For each line in the data below that holds "icon", return a copy.

BEGIN Given records

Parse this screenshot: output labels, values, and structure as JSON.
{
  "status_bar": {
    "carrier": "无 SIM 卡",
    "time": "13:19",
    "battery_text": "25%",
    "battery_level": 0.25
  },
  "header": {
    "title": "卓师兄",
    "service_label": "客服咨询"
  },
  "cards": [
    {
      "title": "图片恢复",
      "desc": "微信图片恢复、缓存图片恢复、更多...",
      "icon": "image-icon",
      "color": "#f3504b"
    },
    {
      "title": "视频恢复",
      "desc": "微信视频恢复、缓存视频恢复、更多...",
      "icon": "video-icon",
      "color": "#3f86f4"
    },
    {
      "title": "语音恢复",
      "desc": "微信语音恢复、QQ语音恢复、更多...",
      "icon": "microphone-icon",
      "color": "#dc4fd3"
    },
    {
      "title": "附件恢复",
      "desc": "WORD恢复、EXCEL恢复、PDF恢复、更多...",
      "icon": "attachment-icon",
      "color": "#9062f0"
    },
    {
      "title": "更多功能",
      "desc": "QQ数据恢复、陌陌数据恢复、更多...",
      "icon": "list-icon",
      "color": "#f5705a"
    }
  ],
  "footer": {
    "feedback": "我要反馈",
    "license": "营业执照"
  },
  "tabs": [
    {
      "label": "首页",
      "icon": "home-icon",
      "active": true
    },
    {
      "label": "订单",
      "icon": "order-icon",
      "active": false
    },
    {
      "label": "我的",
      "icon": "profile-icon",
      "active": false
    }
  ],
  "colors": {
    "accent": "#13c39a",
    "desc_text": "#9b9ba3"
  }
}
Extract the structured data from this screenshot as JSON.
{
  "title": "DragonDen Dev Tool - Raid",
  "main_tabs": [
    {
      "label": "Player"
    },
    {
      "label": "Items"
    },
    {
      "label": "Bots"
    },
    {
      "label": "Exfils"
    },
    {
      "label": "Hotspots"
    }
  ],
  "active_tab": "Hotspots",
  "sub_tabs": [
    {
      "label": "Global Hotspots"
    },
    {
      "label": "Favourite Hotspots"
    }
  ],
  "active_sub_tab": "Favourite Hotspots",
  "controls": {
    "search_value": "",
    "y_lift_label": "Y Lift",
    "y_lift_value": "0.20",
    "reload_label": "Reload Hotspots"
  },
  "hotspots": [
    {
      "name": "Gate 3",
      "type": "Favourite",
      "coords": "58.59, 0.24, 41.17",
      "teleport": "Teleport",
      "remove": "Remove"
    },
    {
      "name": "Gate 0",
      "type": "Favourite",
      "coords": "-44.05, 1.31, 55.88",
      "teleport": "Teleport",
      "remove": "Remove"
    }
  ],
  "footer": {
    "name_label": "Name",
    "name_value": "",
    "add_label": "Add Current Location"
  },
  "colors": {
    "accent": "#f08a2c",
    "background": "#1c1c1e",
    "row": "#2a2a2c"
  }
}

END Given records

_Expected answer:_
      "icon": "image-icon",
      "icon": "video-icon",
      "icon": "microphone-icon",
      "icon": "attachment-icon",
      "icon": "list-icon",
      "icon": "home-icon",
      "icon": "order-icon",
      "icon": "profile-icon",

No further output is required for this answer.